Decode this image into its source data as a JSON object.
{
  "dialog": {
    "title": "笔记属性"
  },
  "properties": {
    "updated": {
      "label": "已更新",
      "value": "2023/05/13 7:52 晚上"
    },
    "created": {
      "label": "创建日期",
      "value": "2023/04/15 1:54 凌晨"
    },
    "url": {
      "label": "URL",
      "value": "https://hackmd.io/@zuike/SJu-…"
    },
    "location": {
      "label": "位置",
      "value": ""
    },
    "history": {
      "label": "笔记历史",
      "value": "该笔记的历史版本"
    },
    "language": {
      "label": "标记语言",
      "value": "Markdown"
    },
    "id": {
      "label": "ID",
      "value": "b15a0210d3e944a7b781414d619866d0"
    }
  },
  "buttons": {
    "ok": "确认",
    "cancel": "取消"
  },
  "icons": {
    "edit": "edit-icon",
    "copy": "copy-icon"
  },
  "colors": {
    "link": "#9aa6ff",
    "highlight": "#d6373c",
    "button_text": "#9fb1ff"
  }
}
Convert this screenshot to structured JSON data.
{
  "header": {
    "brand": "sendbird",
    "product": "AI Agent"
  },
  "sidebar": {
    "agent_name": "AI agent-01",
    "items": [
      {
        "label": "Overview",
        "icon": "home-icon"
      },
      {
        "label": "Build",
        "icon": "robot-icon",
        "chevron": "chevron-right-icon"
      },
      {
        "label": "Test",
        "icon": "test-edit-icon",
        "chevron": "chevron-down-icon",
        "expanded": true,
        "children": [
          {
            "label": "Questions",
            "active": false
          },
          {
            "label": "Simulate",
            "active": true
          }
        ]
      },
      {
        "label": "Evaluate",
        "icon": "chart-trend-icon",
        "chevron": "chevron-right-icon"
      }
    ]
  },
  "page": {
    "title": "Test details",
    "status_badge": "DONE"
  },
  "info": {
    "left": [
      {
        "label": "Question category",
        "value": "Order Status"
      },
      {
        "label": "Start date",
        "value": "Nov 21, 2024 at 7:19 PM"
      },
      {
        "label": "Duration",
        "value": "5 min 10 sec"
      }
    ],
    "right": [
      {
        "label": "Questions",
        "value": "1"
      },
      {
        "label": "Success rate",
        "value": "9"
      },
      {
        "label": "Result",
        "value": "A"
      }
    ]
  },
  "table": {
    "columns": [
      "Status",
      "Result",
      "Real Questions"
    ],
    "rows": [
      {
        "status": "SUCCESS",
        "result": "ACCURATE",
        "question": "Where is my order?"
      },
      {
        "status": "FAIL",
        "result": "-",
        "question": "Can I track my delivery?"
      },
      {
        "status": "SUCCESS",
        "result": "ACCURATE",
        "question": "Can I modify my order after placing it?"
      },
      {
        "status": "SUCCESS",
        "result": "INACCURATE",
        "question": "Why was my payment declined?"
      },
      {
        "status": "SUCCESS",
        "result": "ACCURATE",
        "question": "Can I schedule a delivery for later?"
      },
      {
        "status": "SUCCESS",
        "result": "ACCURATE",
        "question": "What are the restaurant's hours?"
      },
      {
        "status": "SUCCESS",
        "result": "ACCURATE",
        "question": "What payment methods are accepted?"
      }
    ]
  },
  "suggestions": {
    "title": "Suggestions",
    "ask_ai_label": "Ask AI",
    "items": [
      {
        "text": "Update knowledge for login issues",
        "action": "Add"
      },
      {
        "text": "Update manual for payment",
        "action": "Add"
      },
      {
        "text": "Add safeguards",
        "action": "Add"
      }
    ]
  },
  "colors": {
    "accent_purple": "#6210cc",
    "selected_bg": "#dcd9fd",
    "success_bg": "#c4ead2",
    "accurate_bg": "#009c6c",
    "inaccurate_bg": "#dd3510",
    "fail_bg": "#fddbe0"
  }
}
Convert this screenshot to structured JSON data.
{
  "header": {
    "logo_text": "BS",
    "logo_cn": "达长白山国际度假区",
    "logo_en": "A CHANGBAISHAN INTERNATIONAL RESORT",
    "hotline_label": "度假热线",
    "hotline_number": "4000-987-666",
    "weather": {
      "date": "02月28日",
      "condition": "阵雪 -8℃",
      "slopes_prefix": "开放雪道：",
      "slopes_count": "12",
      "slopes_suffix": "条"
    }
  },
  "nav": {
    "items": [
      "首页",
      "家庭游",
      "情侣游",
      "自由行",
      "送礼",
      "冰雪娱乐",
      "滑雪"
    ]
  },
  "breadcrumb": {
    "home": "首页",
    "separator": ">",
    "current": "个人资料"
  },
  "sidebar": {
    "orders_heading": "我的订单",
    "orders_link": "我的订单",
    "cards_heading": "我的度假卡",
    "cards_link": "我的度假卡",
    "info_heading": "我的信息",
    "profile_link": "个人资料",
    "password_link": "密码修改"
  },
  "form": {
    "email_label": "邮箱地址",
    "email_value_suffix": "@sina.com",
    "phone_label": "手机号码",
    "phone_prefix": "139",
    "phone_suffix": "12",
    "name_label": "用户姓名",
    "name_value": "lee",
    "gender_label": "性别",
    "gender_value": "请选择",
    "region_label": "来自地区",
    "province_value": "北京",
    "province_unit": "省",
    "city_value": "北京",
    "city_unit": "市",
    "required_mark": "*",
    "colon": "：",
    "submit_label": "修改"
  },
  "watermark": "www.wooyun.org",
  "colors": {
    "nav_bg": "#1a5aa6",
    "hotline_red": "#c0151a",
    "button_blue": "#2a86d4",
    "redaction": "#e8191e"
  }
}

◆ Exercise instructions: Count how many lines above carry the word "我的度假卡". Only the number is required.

◆ Solution to this exercise: 2